++++ RECORDS FOR THIS EXERCISE

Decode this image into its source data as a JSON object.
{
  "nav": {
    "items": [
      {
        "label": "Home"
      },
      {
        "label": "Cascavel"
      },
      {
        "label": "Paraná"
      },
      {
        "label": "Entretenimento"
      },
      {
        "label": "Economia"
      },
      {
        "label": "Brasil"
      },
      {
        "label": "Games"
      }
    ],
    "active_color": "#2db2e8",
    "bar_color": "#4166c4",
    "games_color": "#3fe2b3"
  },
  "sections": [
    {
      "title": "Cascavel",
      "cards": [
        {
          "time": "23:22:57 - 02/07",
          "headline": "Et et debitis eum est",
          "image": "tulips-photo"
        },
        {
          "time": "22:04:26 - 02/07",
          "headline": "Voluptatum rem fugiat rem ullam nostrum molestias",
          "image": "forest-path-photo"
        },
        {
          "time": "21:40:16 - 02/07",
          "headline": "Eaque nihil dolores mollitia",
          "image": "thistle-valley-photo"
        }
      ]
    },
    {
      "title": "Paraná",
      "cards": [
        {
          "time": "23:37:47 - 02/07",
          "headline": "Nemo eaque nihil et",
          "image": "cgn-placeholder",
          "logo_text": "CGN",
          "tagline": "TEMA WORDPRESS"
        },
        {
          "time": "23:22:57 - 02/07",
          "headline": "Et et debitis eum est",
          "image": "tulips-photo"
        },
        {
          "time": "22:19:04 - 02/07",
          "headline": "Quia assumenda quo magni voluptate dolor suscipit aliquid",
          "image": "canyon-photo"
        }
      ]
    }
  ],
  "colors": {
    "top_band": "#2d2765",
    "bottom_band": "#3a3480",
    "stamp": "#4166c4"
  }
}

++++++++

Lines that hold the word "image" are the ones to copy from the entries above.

Decode this image into its source data as a JSON object.
          "image": "tulips-photo"
          "image": "forest-path-photo"
          "image": "thistle-valley-photo"
          "image": "cgn-placeholder",
          "image": "tulips-photo"
          "image": "canyon-photo"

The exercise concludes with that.